Unwinding Haddington Road will break economy
Embargoes on public-sector pay and pensions are to be lifted and that will bring back austerity, says James Fitzsimons
Published 17/05/2015 | 02:30
The Minister for Public Expenditure and Reform, Brendan Howlin, signalled the unwinding of the Haddington Road Agreement in the last Budget before the economic recovery had time to establish itself. Public servants expect a 3pc pay rise, restoration of annual increments, more jobs and promotions. What we have to remember is that the Haddington Road Agreement didn't reform the public sector, it just sought agreement for pay restraint and flexibility. It's coming to an end and with it public spending is set to go through the roof.
Meanwhile, the private sector has borne the brunt of half a million job losses, massive pay cuts and the loss of pensions and pension rights that will never be restored. For those lucky enough to have something left in their pension funds, the Government robbed nearly €3bn of that with the controversial levy on private-sector funds. The private sector was abandoned when the financial crisis began and it is being neglected now that economic recovery has started. That's got to change.
Public servants had to tighten their belts, but not a lot and none of them lost their jobs.

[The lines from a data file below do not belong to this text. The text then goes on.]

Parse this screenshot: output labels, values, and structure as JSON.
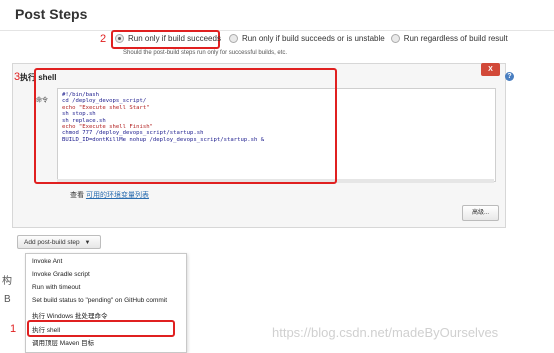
{
  "section": {
    "title": "Post Steps"
  },
  "post_steps": {
    "annotation_number": "2",
    "options": [
      {
        "label": "Run only if build succeeds",
        "selected": true
      },
      {
        "label": "Run only if build succeeds or is unstable",
        "selected": false
      },
      {
        "label": "Run regardless of build result",
        "selected": false
      }
    ],
    "hint": "Should the post-build steps run only for successful builds, etc."
  },
  "shell_step": {
    "annotation_number": "3",
    "title": "执行 shell",
    "delete_label": "X",
    "help_label": "?",
    "command_label": "命令",
    "code_lines": [
      {
        "text": "#!/bin/bash",
        "kind": "plain"
      },
      {
        "text": "cd /deploy_devops_script/",
        "kind": "plain"
      },
      {
        "text": "echo \"Execute shell Start\"",
        "kind": "str"
      },
      {
        "text": "sh stop.sh",
        "kind": "plain"
      },
      {
        "text": "sh replace.sh",
        "kind": "plain"
      },
      {
        "text": "echo \"Execute shell Finish\"",
        "kind": "str"
      },
      {
        "text": "chmod 777 /deploy_devops_script/startup.sh",
        "kind": "plain"
      },
      {
        "text": "BUILD_ID=dontKillMe nohup /deploy_devops_script/startup.sh &",
        "kind": "plain"
      }
    ],
    "env_prefix": "查看",
    "env_link": "可用的环境变量列表",
    "advanced_label": "高级..."
  },
  "add_step": {
    "label": "Add post-build step",
    "annotation_number": "1",
    "menu_items": [
      "Invoke Ant",
      "Invoke Gradle script",
      "Run with timeout",
      "Set build status to \"pending\" on GitHub commit",
      "执行 Windows 批处理命令",
      "执行 shell",
      "调用顶层 Maven 目标"
    ],
    "highlighted_index": 5
  },
  "left_fragments": {
    "first": "构",
    "second": "B"
  },
  "watermark": "https://blog.csdn.net/madeByOurselves",
  "colors": {
    "annotation_red": "#e02020",
    "delete_red": "#d24939",
    "link_blue": "#2a6db0",
    "help_blue": "#4a7fc1"
  }
}
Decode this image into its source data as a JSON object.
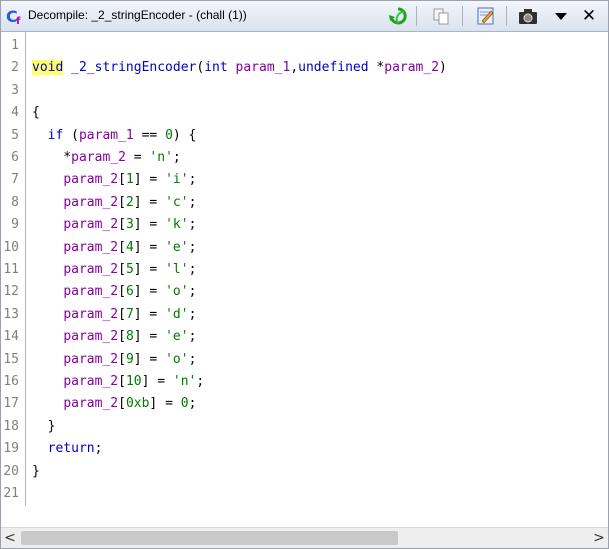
{
  "window": {
    "title": "Decompile: _2_stringEncoder - (chall (1))"
  },
  "toolbar": {
    "icons": [
      "refresh-icon",
      "copy-icon",
      "edit-icon",
      "snapshot-icon",
      "menu-dropdown-icon",
      "close-icon"
    ],
    "close_glyph": "✕"
  },
  "code": {
    "lines": [
      {
        "n": "1",
        "tokens": []
      },
      {
        "n": "2",
        "tokens": [
          {
            "t": "void",
            "c": "kw hl"
          },
          {
            "t": " ",
            "c": "plain"
          },
          {
            "t": "_2_stringEncoder",
            "c": "fn"
          },
          {
            "t": "(",
            "c": "plain"
          },
          {
            "t": "int",
            "c": "kw"
          },
          {
            "t": " ",
            "c": "plain"
          },
          {
            "t": "param_1",
            "c": "var"
          },
          {
            "t": ",",
            "c": "plain"
          },
          {
            "t": "undefined",
            "c": "kw"
          },
          {
            "t": " *",
            "c": "plain"
          },
          {
            "t": "param_2",
            "c": "var"
          },
          {
            "t": ")",
            "c": "plain"
          }
        ]
      },
      {
        "n": "3",
        "tokens": []
      },
      {
        "n": "4",
        "tokens": [
          {
            "t": "{",
            "c": "plain"
          }
        ]
      },
      {
        "n": "5",
        "tokens": [
          {
            "t": "  ",
            "c": "plain"
          },
          {
            "t": "if",
            "c": "kw"
          },
          {
            "t": " (",
            "c": "plain"
          },
          {
            "t": "param_1",
            "c": "var"
          },
          {
            "t": " == ",
            "c": "plain"
          },
          {
            "t": "0",
            "c": "num"
          },
          {
            "t": ") {",
            "c": "plain"
          }
        ]
      },
      {
        "n": "6",
        "tokens": [
          {
            "t": "    *",
            "c": "plain"
          },
          {
            "t": "param_2",
            "c": "var"
          },
          {
            "t": " = ",
            "c": "plain"
          },
          {
            "t": "'n'",
            "c": "str"
          },
          {
            "t": ";",
            "c": "plain"
          }
        ]
      },
      {
        "n": "7",
        "tokens": [
          {
            "t": "    ",
            "c": "plain"
          },
          {
            "t": "param_2",
            "c": "var"
          },
          {
            "t": "[",
            "c": "plain"
          },
          {
            "t": "1",
            "c": "num"
          },
          {
            "t": "] = ",
            "c": "plain"
          },
          {
            "t": "'i'",
            "c": "str"
          },
          {
            "t": ";",
            "c": "plain"
          }
        ]
      },
      {
        "n": "8",
        "tokens": [
          {
            "t": "    ",
            "c": "plain"
          },
          {
            "t": "param_2",
            "c": "var"
          },
          {
            "t": "[",
            "c": "plain"
          },
          {
            "t": "2",
            "c": "num"
          },
          {
            "t": "] = ",
            "c": "plain"
          },
          {
            "t": "'c'",
            "c": "str"
          },
          {
            "t": ";",
            "c": "plain"
          }
        ]
      },
      {
        "n": "9",
        "tokens": [
          {
            "t": "    ",
            "c": "plain"
          },
          {
            "t": "param_2",
            "c": "var"
          },
          {
            "t": "[",
            "c": "plain"
          },
          {
            "t": "3",
            "c": "num"
          },
          {
            "t": "] = ",
            "c": "plain"
          },
          {
            "t": "'k'",
            "c": "str"
          },
          {
            "t": ";",
            "c": "plain"
          }
        ]
      },
      {
        "n": "10",
        "tokens": [
          {
            "t": "    ",
            "c": "plain"
          },
          {
            "t": "param_2",
            "c": "var"
          },
          {
            "t": "[",
            "c": "plain"
          },
          {
            "t": "4",
            "c": "num"
          },
          {
            "t": "] = ",
            "c": "plain"
          },
          {
            "t": "'e'",
            "c": "str"
          },
          {
            "t": ";",
            "c": "plain"
          }
        ]
      },
      {
        "n": "11",
        "tokens": [
          {
            "t": "    ",
            "c": "plain"
          },
          {
            "t": "param_2",
            "c": "var"
          },
          {
            "t": "[",
            "c": "plain"
          },
          {
            "t": "5",
            "c": "num"
          },
          {
            "t": "] = ",
            "c": "plain"
          },
          {
            "t": "'l'",
            "c": "str"
          },
          {
            "t": ";",
            "c": "plain"
          }
        ]
      },
      {
        "n": "12",
        "tokens": [
          {
            "t": "    ",
            "c": "plain"
          },
          {
            "t": "param_2",
            "c": "var"
          },
          {
            "t": "[",
            "c": "plain"
          },
          {
            "t": "6",
            "c": "num"
          },
          {
            "t": "] = ",
            "c": "plain"
          },
          {
            "t": "'o'",
            "c": "str"
          },
          {
            "t": ";",
            "c": "plain"
          }
        ]
      },
      {
        "n": "13",
        "tokens": [
          {
            "t": "    ",
            "c": "plain"
          },
          {
            "t": "param_2",
            "c": "var"
          },
          {
            "t": "[",
            "c": "plain"
          },
          {
            "t": "7",
            "c": "num"
          },
          {
            "t": "] = ",
            "c": "plain"
          },
          {
            "t": "'d'",
            "c": "str"
          },
          {
            "t": ";",
            "c": "plain"
          }
        ]
      },
      {
        "n": "14",
        "tokens": [
          {
            "t": "    ",
            "c": "plain"
          },
          {
            "t": "param_2",
            "c": "var"
          },
          {
            "t": "[",
            "c": "plain"
          },
          {
            "t": "8",
            "c": "num"
          },
          {
            "t": "] = ",
            "c": "plain"
          },
          {
            "t": "'e'",
            "c": "str"
          },
          {
            "t": ";",
            "c": "plain"
          }
        ]
      },
      {
        "n": "15",
        "tokens": [
          {
            "t": "    ",
            "c": "plain"
          },
          {
            "t": "param_2",
            "c": "var"
          },
          {
            "t": "[",
            "c": "plain"
          },
          {
            "t": "9",
            "c": "num"
          },
          {
            "t": "] = ",
            "c": "plain"
          },
          {
            "t": "'o'",
            "c": "str"
          },
          {
            "t": ";",
            "c": "plain"
          }
        ]
      },
      {
        "n": "16",
        "tokens": [
          {
            "t": "    ",
            "c": "plain"
          },
          {
            "t": "param_2",
            "c": "var"
          },
          {
            "t": "[",
            "c": "plain"
          },
          {
            "t": "10",
            "c": "num"
          },
          {
            "t": "] = ",
            "c": "plain"
          },
          {
            "t": "'n'",
            "c": "str"
          },
          {
            "t": ";",
            "c": "plain"
          }
        ]
      },
      {
        "n": "17",
        "tokens": [
          {
            "t": "    ",
            "c": "plain"
          },
          {
            "t": "param_2",
            "c": "var"
          },
          {
            "t": "[",
            "c": "plain"
          },
          {
            "t": "0xb",
            "c": "num"
          },
          {
            "t": "] = ",
            "c": "plain"
          },
          {
            "t": "0",
            "c": "num"
          },
          {
            "t": ";",
            "c": "plain"
          }
        ]
      },
      {
        "n": "18",
        "tokens": [
          {
            "t": "  }",
            "c": "plain"
          }
        ]
      },
      {
        "n": "19",
        "tokens": [
          {
            "t": "  ",
            "c": "plain"
          },
          {
            "t": "return",
            "c": "kw"
          },
          {
            "t": ";",
            "c": "plain"
          }
        ]
      },
      {
        "n": "20",
        "tokens": [
          {
            "t": "}",
            "c": "plain"
          }
        ]
      },
      {
        "n": "21",
        "tokens": []
      }
    ]
  },
  "scrollbar": {
    "left_arrow": "<",
    "right_arrow": ">"
  }
}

Not, that is, unless they wanted to avail of generous voluntary redundancy packages that were on offer. Some of them were even contracted back on better terms, than they were on, to plug holes that the ill-conceived scheme created.
Public sector pay accounts for about 35pc of public spending. The Haddington Road Agreement sought to save about €1bn on the cost of public-sector pay and pensions over three years. By comparison, the Government set about taking nearly €2bn from private-sector pension funds, built up by workers many of who lost their jobs and couldn't pay their mortgages.
Civil Servants and public servants at all levels qualify for gold-plated pensions that might be paid for 20 or 30 years. Lower paid civil servants can expect pensions of €20,000 to €30,000 a year. That compares favourably to their counterparts in the private sector who have only the old-age pension to look forward to. Middle management in the civil service can expect pensions between €30,000 and €40,000, senior management get €50,000 to €60,000 and the top brass get pensions of €100,000 and much more.
Public servants appointed since April 1995 pay Class A PRSI and get the State old-age pension. They make an employee pension contribution too and this makes up the rest of their pension package. Unlike the private sector, their contributions are not invested in a fund to provide a pension in retirement. It goes into the public coffers to pay towards the cost of current public -sector pensions. The private sector pays the rest. And because there is no fund it can't lose value.
When the controversial 0.6pc pension levy was taken from pension funds, it didn't cost public servants anything. The private sector paid it all. The 0.15pc levy that we still have is being used, amongst other things, to compensate the Waterford Crystal pensioners that the Government shafted when their fund collapsed. But public servants pay nothing for that too.
As public-sector pay talks get under way again, there have been suggestions that pay restoration should be flat across the board to benefit low earners. But those at the top argue that they deserve more. Research suggests that those at the bottom are on better pay than their private-sector counterparts. But the top brass in the public sector don't do so well when compared with their opposite number.
That's for pay, but the pensions for the cushioned elite in the public sector are simply outrageous. Whether they deserve them or not they certainly don't pay for what they get. If they did there would be a fund there to support it. Increments are much higher too at the top, where they amount to tens of thousands in a very short space of time, and certainly less than seven years.
The average public servant who started work on less than €5,000 a year decades ago, could retire on over €50,000 and the defined benefit pension and lump sum is based on final salary. The top brass can double their pay in the final years and their pensions rise accordingly. But the private sector pays the price.
The deficit in public sector pensions was €116bn in 2009. It's probably a whole lot more now. How can they even contemplate restoring public-sector pay and pensions until this is addressed. Public-service representatives claim there is no pension deficit because there are no funds. They say the calculation is arbitrary to satisfy financial accounting rules, as the pensions are paid out of current tax revenue. If that is the case the problem is much worse and the real deficit, if a fund is to be provided, would be over €300bn which is more than the national debt.
James Fitzsimons is an independent financial adviser specialising in tax and financial planning